> _What you need to do_
Filter the data below for the string "Account" and copy each matching line.

> _Items from an interface collection_

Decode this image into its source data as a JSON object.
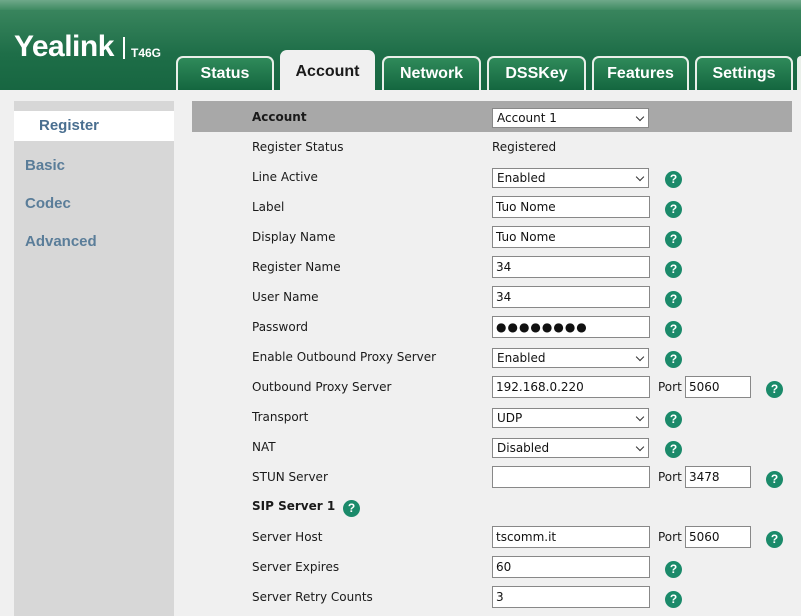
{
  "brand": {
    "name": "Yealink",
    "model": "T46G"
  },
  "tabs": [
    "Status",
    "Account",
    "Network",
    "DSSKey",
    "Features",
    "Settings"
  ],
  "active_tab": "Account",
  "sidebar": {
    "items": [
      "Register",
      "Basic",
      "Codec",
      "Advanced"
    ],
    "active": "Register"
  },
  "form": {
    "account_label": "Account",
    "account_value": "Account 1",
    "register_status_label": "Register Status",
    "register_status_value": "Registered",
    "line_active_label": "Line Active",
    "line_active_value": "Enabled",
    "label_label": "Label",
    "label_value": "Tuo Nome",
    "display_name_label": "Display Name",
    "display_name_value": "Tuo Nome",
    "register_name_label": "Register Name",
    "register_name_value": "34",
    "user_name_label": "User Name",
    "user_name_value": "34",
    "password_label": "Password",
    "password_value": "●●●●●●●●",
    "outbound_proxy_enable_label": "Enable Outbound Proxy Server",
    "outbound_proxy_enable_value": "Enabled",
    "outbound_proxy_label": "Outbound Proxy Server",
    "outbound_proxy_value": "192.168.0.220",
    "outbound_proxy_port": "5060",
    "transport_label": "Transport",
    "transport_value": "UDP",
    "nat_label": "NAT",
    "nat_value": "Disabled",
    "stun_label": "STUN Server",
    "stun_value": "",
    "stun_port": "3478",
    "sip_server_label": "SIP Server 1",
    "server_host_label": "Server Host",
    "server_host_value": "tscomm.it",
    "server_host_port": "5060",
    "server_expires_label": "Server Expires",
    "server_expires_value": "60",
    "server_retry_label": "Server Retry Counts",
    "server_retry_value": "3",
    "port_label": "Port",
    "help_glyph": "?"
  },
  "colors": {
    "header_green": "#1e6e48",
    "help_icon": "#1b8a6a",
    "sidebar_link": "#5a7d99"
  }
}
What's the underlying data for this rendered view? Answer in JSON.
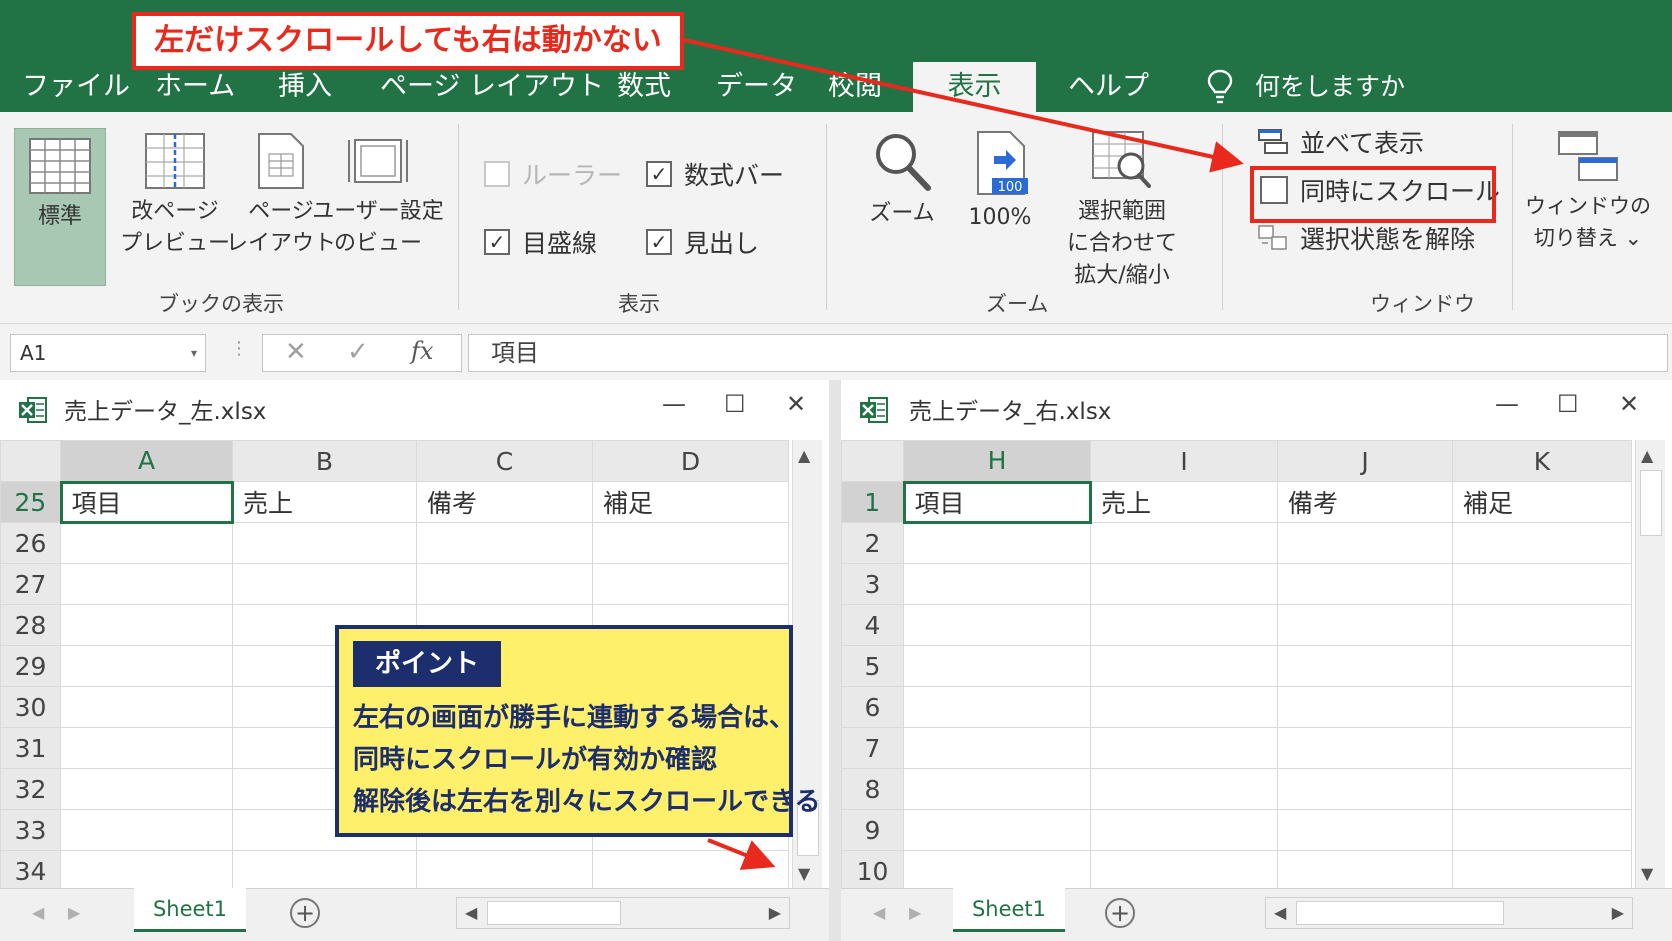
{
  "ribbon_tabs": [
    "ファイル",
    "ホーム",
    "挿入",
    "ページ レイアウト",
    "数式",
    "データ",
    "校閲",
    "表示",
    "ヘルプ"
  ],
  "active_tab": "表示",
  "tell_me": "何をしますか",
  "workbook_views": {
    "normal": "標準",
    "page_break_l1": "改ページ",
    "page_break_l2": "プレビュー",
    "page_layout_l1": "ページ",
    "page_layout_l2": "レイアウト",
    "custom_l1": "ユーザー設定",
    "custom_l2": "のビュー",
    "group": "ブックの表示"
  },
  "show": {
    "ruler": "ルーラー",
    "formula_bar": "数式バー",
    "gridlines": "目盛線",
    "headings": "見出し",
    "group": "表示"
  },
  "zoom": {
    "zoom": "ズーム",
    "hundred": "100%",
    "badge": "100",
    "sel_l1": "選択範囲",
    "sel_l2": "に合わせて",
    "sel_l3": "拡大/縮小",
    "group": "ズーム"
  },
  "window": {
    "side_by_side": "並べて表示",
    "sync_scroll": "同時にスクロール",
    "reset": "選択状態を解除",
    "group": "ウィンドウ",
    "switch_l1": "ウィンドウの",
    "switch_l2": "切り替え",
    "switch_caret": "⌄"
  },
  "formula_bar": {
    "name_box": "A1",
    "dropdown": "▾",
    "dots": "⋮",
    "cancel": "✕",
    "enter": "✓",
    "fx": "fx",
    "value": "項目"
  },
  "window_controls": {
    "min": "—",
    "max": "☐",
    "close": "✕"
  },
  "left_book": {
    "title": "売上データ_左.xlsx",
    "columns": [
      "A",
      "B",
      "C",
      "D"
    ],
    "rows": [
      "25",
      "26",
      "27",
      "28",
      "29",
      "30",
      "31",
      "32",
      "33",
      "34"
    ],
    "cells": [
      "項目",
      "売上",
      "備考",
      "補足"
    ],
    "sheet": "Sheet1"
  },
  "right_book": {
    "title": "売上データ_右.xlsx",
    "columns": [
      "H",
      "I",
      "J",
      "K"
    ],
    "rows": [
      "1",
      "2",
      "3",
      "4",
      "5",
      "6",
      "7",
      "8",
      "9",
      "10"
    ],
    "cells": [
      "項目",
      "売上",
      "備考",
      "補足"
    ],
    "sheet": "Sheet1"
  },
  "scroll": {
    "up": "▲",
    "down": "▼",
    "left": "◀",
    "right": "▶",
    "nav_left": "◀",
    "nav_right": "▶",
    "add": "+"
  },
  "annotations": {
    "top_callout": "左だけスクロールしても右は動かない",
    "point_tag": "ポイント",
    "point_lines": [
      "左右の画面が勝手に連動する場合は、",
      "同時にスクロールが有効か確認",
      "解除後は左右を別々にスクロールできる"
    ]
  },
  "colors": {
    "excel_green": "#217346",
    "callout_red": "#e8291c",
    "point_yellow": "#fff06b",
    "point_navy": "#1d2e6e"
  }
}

> _Solution below_
    "Account",
  "active_tab": "Account",
    "account_label": "Account",
    "account_value": "Account 1",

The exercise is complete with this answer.